Well, I’m glad you asked.
As I’ve mentioned in earlier posts, this year I’m trying to knock over some of my to-read pile by not buying or borrowing any more books until I’ve read 20 books I already own. I’ve failed: Harry Saddler was kind enough to send me a copy of his novel Small Moments, now sadly out of print. I justified reading it immediately even though it’s not on my list because it’s about the Canberra bushfires and I’m writing a book about living through and recovering from natural disasters. (He also sent me his non-fiction Not Birdwatching which I am dying to read, but am holding off.) I also snuck in a quick read of Jenny Valentish’s Cherry Bomb before giving it to a friend for Christmas.
Of the books I’m supposed to be reading, I’ve now finished six:
- Cold Light by Frank Moorhouse, which I blogged about already
- Suddenly a knock on the door by Etgar Keret
- Slow water by Annamarie Jagose
- A mercy by Toni Morrison
- Falling by Elizabeth Jane Howard
- Demons by Wayne Macauley
I started Ablutions by Patrick de Witt but I wasn’t feeling robust enough to deal with its very dark (and funny) story of a bartender and his clients destroying their lives. And I’m now reading Lost and Found by Brooke Davis and The weight of a human heart by Ryan O’Neill, which I am rationing out to myself in teaspoons.
Part of the reason I wanted to do this exercise was the hope that I would just stumble across great books largely accidentally. Lately so much of my reading has been driven by things I must read, either for research or because everyone else is talking about them and I think they’re somehow going to change my life. I wanted to discover an unheralded joy. Etgar Keret (widely heralded, but not in earshot of me) has been just such a discovery. What funny, bleak, real, surreal short stories this bloke writes.

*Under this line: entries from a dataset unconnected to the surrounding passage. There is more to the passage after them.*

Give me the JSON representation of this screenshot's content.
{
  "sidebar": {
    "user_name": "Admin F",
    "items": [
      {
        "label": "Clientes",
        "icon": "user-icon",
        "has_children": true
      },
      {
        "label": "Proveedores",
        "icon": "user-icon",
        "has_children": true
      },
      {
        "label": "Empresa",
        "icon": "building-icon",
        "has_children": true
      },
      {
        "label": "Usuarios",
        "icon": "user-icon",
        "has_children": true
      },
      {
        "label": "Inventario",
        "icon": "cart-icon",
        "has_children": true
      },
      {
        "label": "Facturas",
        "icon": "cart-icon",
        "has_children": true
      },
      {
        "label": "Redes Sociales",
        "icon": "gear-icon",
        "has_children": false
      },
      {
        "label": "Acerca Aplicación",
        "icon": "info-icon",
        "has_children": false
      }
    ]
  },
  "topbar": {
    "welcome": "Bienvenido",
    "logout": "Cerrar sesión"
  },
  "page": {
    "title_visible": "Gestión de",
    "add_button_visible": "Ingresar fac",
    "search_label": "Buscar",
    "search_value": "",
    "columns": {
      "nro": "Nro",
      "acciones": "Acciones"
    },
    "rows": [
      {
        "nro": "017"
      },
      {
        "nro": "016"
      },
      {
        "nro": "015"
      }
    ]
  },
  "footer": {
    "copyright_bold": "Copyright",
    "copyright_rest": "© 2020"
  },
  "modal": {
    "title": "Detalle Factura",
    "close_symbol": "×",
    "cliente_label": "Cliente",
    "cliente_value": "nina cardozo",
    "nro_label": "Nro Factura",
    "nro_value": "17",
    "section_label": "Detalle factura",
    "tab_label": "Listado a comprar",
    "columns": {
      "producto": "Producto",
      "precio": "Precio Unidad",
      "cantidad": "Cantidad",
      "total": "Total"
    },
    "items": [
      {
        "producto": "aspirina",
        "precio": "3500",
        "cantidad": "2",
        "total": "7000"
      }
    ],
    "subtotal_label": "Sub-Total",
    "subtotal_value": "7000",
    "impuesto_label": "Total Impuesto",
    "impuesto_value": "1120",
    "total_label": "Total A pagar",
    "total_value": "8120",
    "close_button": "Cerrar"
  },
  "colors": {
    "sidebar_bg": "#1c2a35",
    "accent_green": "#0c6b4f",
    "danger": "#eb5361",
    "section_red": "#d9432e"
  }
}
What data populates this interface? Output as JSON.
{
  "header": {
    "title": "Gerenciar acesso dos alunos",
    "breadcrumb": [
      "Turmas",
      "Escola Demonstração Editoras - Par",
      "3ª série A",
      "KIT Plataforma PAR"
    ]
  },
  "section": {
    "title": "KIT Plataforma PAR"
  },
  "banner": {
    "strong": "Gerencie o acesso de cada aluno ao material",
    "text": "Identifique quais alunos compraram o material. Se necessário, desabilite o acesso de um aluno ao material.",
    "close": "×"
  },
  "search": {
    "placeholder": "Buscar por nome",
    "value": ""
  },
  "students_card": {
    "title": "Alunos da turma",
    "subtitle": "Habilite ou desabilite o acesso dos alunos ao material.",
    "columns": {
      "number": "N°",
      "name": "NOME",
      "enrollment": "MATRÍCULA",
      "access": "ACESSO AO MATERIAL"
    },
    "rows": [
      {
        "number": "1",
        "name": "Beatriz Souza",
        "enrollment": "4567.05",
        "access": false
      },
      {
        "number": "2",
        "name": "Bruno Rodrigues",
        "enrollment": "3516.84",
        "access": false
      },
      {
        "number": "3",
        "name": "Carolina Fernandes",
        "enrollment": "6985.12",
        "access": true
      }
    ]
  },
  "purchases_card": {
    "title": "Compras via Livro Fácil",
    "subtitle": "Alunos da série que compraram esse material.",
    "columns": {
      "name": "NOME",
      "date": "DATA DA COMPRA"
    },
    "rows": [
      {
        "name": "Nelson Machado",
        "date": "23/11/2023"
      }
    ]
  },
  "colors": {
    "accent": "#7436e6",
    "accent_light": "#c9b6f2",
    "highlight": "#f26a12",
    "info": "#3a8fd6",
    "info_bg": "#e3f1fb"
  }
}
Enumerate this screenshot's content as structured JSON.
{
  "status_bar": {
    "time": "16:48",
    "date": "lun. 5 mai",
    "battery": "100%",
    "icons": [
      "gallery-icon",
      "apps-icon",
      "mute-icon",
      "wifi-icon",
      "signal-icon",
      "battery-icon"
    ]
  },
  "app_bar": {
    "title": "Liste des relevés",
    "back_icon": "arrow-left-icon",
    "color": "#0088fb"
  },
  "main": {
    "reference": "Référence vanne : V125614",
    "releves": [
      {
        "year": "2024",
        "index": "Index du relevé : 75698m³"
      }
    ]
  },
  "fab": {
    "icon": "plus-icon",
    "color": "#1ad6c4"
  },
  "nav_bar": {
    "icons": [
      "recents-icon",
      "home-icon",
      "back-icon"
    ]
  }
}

I don’t even know where I got this book from or how long it’s been sitting on my bookshelf. So thanks, #TBR20, for making me finally get around to reading it. (A mercy was pretty damn great too.)